Teams, Communication & More: If you’re in a startup environment you need to get people involved ASAP. Lead confidently. Listen caringly. (A cookie for anyone who can explain in the comments how to “listen caringly”.) Mentor the motivated. Adapt processess and rewards. Retain passionate people. Train everyone with a thumbprint.
Learn to Love Analytics: Put analytics to work ASAP. Audit sites immediately. You have to benchmark where things are. Use the analytic data to your advantage. Learn the reporting systems. Automate vital reports. Actionable tasks and alerts. Review what the executives review so you can upsell them on other stuff (money, tools, people, etc). Track everything.
Omniture Examples: Use “Bookmarks and Alerts”. Create triggers (% of traffic/leads, if levels drop/exceed). Watch for over-dependence of search. Alert others for outside reaction.
Reselling the Value of Search: Appeal to decision makers and solidify your existence. Avoid power struggles. Develop new KPIs. Re-educate executives. Increase efficiency and productivity. Show resource to return rations. Find your SEO champions.
Use Transparency for Traction: Dear fear the unknown. Change challenges into opportunities. Schedule regular site reviews. Work with outside agencies. Eliminate any traces of ego. Be open with staff.
Reducing Growing Pains: Growth happens quickly. Create best practice guides and standards & guidelines. Have on boarding processes, training and tutorials, etc. Maintain an online reference center. Eliminate distractions. Protect your productivity. Scale for success.
Jessica is going to give a quick presentation.
Everyone wants to know about SEO. You do all your training. You educate everyone. Then you start working together. You’re thinking everything is going great. This is about month 3-6. What you don’t realize is that your developers and your programmings are pulling their hair out. Next thing you know, you have project managers down your throat.
You’re asking yourself what happened?
Inhouse SEO Program Life Cycle
- Courtship Phase
- Honeymoon Phase
- Reality: This is where most companies live. It can last 2 years. You need to lift it up into Synergy.
- Collaboration Phase
To get to synergy, leverage the honeymoon phase. Meet all the right people. Push the big stuff. Building relationships and rappart. Identify good champions and make them SEO raving fans.
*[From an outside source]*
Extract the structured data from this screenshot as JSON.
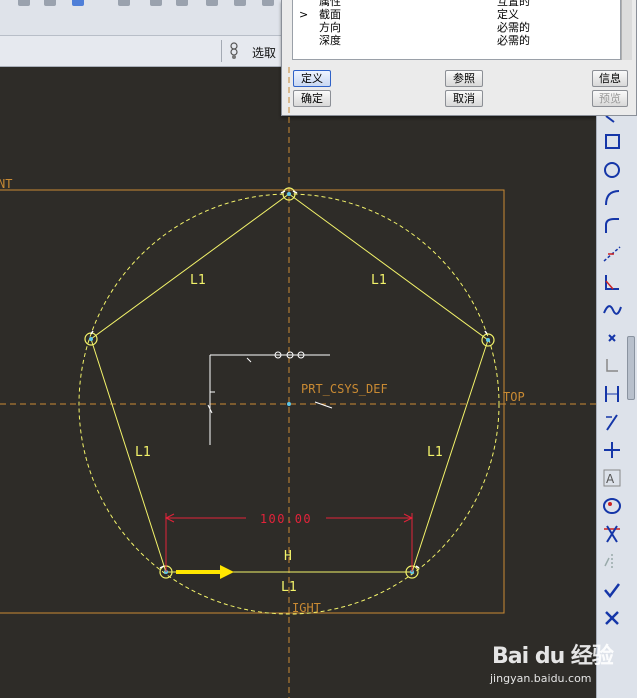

About the Author
Lisa Barone co-founded Outspoken Media in 2009 and served as Chief Branding Officer until April 2012.